Now that we’ve acknowledged that audiences can interpret the media in a number of ways for themselves, we can continue to examine viewership as individuals with agency and thoughts about the information they receive. This is what Ien Ang does in her essay “Politics of Empirical Audience Research.” In her writing, the cultural studies professor expands on David Morley’s research in his book The “Nationwide” Audience. Instead of taking a look at how audiences are participating with the media in a solely quantitative method, she argues for the necessity of a more ethnographic approach. The importance of analyzing media audiences is to foster “an ongoing critical and intellectual engagement with the multifarious ways in which we constitute ourselves through media consumption.” Here, she makes the distinction between administrative social research, which uses data to serve the function of the system’s institutional practices, and critical social research, which is more analytical in the system’s motives.
The problem with relying on measurements of audience engagement like Nielsen’s “people meter” is that a representative sample becomes the standard for the rest of the public. Additionally, the passive methods of collecting data from the participants in this manner reinforces a one-way line of communication about a certain issue, particularly when dealing with the media.
A study conducted by researchers at Columbia University showed that even in the music industry, perceived popularity by a sample group influenced the musical tastes of others outside of the group. The study involved two separate testing groups within a constructed “music market.” One group rated songs on a scale based on their own experience of listening to the songs, which didn’t include the names of the songs or artists. The second group could view both the first group’s ratings, as well as how many times each song was downloaded by others. Researchers found that the second group selected their musical preferences based more on the number of downloads and perceived popularity of their social influencers than the “quality” of the song that the first group designated. Here, a sample group shaped the decisions of others based primarily on quantified data. However, this didn’t actually encapsulate the quality of the product.
The same can be said for projects of popularity within political races, as discussed in a study called “Rhetorical Visions of Committed Voters: Fantasy Theme Analysis of a Large Sample Survey.” The researchers studied presidential campaign persuasion and media coverage in the 1980 election to see how it influenced voter results. Where they differed in other studies, however, is that their critical social research didn’t just rely on numbers to tell them why certain people reacted to events in a certain way. The group of researchers analyzed four rhetorical visions projected by groups of publicists through different media (TV, radio, print, etc.) and their efforts to change public consciousness relating to the presidential campaign. After seeing how these “fantasy themes” developed, researchers followed audience participation in receiving the campaign materials, in which voters “actively shared or rejected elements of the visions contained int he messages until they formed rhetorical communities with differing visions of the campaign.” Instead of merely observing how many people were affected by the candidate’s campaign materials, they actively noted how participants actually reacted, whether positively or negatively, and how that in turn affects voter turnout.

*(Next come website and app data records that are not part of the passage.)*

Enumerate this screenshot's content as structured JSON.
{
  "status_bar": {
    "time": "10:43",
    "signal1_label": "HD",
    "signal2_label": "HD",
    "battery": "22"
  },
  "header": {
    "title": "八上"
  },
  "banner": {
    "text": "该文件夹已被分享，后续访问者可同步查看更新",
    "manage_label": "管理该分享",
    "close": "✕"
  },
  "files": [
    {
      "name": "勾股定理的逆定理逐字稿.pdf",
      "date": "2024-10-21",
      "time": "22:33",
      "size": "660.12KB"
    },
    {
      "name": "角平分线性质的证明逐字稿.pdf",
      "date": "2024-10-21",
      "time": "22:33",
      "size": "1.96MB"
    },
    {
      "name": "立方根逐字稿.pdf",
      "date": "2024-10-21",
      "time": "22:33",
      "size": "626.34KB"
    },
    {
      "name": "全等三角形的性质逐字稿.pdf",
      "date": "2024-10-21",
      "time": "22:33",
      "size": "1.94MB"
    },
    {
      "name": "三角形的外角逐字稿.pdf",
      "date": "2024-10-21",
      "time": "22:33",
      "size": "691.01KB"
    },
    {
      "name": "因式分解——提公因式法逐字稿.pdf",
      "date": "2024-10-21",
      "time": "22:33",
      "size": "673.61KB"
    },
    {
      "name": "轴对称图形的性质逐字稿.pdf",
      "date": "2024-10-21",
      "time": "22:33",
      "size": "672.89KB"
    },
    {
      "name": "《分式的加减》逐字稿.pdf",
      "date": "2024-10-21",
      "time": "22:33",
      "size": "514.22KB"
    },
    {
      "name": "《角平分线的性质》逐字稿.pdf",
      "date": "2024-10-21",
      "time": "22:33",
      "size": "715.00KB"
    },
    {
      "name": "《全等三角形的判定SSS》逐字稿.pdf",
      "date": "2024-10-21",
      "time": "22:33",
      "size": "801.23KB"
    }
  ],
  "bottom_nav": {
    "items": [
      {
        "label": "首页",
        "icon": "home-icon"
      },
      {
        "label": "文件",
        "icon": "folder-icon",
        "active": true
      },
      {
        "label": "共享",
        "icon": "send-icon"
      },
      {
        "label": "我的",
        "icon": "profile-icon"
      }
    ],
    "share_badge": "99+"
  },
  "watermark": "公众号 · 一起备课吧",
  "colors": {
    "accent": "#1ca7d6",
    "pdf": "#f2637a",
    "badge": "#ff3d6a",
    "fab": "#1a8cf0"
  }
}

This kind of active study with audiences is what Ang argues is necessary to accurately determine how individuals react to the media they engage with. In only looking at the base numbers of a sample representative, media analysts cancel out variant views of their information, thereby reinforcing a dominant model of the majority.